[Stored data]
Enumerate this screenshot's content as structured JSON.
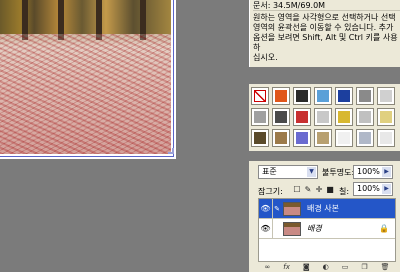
{
  "info": {
    "doc_size": "문서: 34.5M/69.0M",
    "help_text": "원하는 영역을 사각형으로 선택하거나 선택\n영역의 윤곽선을 이동할 수 있습니다. 추가\n옵션을 보려면 Shift, Alt 및 Ctrl 키를 사용하\n십시오."
  },
  "styles": {
    "swatches": [
      {
        "icon": "none-style-icon",
        "color": "#ffffff"
      },
      {
        "icon": "style-swatch-icon",
        "color": "#e0561a"
      },
      {
        "icon": "style-swatch-icon",
        "color": "#2a2a2a"
      },
      {
        "icon": "style-swatch-icon",
        "color": "#5aa0d8"
      },
      {
        "icon": "style-swatch-icon",
        "color": "#1c3f9e"
      },
      {
        "icon": "style-swatch-icon",
        "color": "#8a8a8a"
      },
      {
        "icon": "style-swatch-icon",
        "color": "#d0d0d0"
      },
      {
        "icon": "style-swatch-icon",
        "color": "#a0a0a0"
      },
      {
        "icon": "style-swatch-icon",
        "color": "#4a4a4a"
      },
      {
        "icon": "style-swatch-icon",
        "color": "#c83030"
      },
      {
        "icon": "style-swatch-icon",
        "color": "#c8c8c8"
      },
      {
        "icon": "style-swatch-icon",
        "color": "#d8b830"
      },
      {
        "icon": "style-swatch-icon",
        "color": "#c0c0c0"
      },
      {
        "icon": "style-swatch-icon",
        "color": "#e0d080"
      },
      {
        "icon": "style-swatch-icon",
        "color": "#5a4a2a"
      },
      {
        "icon": "style-swatch-icon",
        "color": "#9c7a4a"
      },
      {
        "icon": "style-swatch-icon",
        "color": "#6a6ad0"
      },
      {
        "icon": "style-swatch-icon",
        "color": "#b8a070"
      },
      {
        "icon": "style-swatch-icon",
        "color": "#f0f0f0"
      },
      {
        "icon": "style-swatch-icon",
        "color": "#b0b8c8"
      },
      {
        "icon": "style-swatch-icon",
        "color": "#e8e8e8"
      }
    ]
  },
  "layers": {
    "blend_mode": "표준",
    "opacity_label": "불투명도:",
    "opacity_value": "100%",
    "lock_label": "잠그기:",
    "fill_label": "칠:",
    "fill_value": "100%",
    "items": [
      {
        "name": "배경 사본",
        "active": true
      },
      {
        "name": "배경",
        "active": false
      }
    ],
    "bottom_icons": [
      "link-icon",
      "fx-icon",
      "mask-icon",
      "adjustment-icon",
      "group-icon",
      "new-layer-icon",
      "trash-icon"
    ]
  }
}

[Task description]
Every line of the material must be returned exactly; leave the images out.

[Task answer]
Enumerate this screenshot's content as structured JSON.
{
  "info": {
    "doc_size": "문서: 34.5M/69.0M",
    "help_text": "원하는 영역을 사각형으로 선택하거나 선택\n영역의 윤곽선을 이동할 수 있습니다. 추가\n옵션을 보려면 Shift, Alt 및 Ctrl 키를 사용하\n십시오."
  },
  "styles": {
    "swatches": [
      {
        "icon": "none-style-icon",
        "color": "#ffffff"
      },
      {
        "icon": "style-swatch-icon",
        "color": "#e0561a"
      },
      {
        "icon": "style-swatch-icon",
        "color": "#2a2a2a"
      },
      {
        "icon": "style-swatch-icon",
        "color": "#5aa0d8"
      },
      {
        "icon": "style-swatch-icon",
        "color": "#1c3f9e"
      },
      {
        "icon": "style-swatch-icon",
        "color": "#8a8a8a"
      },
      {
        "icon": "style-swatch-icon",
        "color": "#d0d0d0"
      },
      {
        "icon": "style-swatch-icon",
        "color": "#a0a0a0"
      },
      {
        "icon": "style-swatch-icon",
        "color": "#4a4a4a"
      },
      {
        "icon": "style-swatch-icon",
        "color": "#c83030"
      },
      {
        "icon": "style-swatch-icon",
        "color": "#c8c8c8"
      },
      {
        "icon": "style-swatch-icon",
        "color": "#d8b830"
      },
      {
        "icon": "style-swatch-icon",
        "color": "#c0c0c0"
      },
      {
        "icon": "style-swatch-icon",
        "color": "#e0d080"
      },
      {
        "icon": "style-swatch-icon",
        "color": "#5a4a2a"
      },
      {
        "icon": "style-swatch-icon",
        "color": "#9c7a4a"
      },
      {
        "icon": "style-swatch-icon",
        "color": "#6a6ad0"
      },
      {
        "icon": "style-swatch-icon",
        "color": "#b8a070"
      },
      {
        "icon": "style-swatch-icon",
        "color": "#f0f0f0"
      },
      {
        "icon": "style-swatch-icon",
        "color": "#b0b8c8"
      },
      {
        "icon": "style-swatch-icon",
        "color": "#e8e8e8"
      }
    ]
  },
  "layers": {
    "blend_mode": "표준",
    "opacity_label": "불투명도:",
    "opacity_value": "100%",
    "lock_label": "잠그기:",
    "fill_label": "칠:",
    "fill_value": "100%",
    "items": [
      {
        "name": "배경 사본",
        "active": true
      },
      {
        "name": "배경",
        "active": false
      }
    ],
    "bottom_icons": [
      "link-icon",
      "fx-icon",
      "mask-icon",
      "adjustment-icon",
      "group-icon",
      "new-layer-icon",
      "trash-icon"
    ]
  }
}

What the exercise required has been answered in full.